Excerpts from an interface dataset
%%

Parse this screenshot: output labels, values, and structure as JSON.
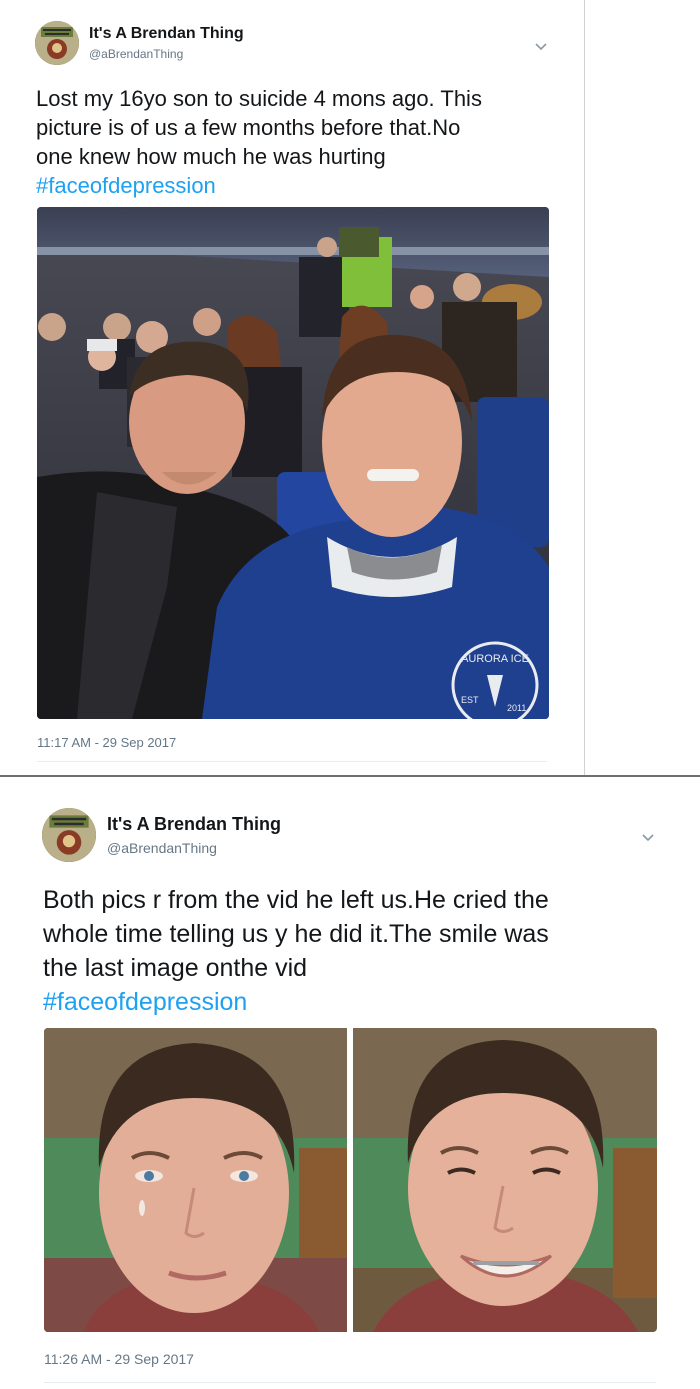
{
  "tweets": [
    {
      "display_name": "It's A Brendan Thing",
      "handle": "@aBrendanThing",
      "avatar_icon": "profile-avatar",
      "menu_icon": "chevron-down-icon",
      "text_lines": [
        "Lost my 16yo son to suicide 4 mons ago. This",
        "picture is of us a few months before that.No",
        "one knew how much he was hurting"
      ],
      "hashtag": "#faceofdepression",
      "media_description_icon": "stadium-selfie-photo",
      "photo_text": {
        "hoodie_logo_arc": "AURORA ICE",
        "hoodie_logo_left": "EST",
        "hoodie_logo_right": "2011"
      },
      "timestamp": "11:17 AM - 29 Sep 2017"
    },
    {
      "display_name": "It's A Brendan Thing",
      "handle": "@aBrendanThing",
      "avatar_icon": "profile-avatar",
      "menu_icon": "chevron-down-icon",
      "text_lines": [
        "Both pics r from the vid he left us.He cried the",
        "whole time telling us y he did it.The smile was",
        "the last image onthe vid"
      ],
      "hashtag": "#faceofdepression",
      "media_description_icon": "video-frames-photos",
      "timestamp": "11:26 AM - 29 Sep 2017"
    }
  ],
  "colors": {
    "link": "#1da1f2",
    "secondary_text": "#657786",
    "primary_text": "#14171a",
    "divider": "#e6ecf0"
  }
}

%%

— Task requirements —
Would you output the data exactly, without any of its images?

— Problem solution —
Parse this screenshot: output labels, values, and structure as JSON.
{
  "tweets": [
    {
      "display_name": "It's A Brendan Thing",
      "handle": "@aBrendanThing",
      "avatar_icon": "profile-avatar",
      "menu_icon": "chevron-down-icon",
      "text_lines": [
        "Lost my 16yo son to suicide 4 mons ago. This",
        "picture is of us a few months before that.No",
        "one knew how much he was hurting"
      ],
      "hashtag": "#faceofdepression",
      "media_description_icon": "stadium-selfie-photo",
      "photo_text": {
        "hoodie_logo_arc": "AURORA ICE",
        "hoodie_logo_left": "EST",
        "hoodie_logo_right": "2011"
      },
      "timestamp": "11:17 AM - 29 Sep 2017"
    },
    {
      "display_name": "It's A Brendan Thing",
      "handle": "@aBrendanThing",
      "avatar_icon": "profile-avatar",
      "menu_icon": "chevron-down-icon",
      "text_lines": [
        "Both pics r from the vid he left us.He cried the",
        "whole time telling us y he did it.The smile was",
        "the last image onthe vid"
      ],
      "hashtag": "#faceofdepression",
      "media_description_icon": "video-frames-photos",
      "timestamp": "11:26 AM - 29 Sep 2017"
    }
  ],
  "colors": {
    "link": "#1da1f2",
    "secondary_text": "#657786",
    "primary_text": "#14171a",
    "divider": "#e6ecf0"
  }
}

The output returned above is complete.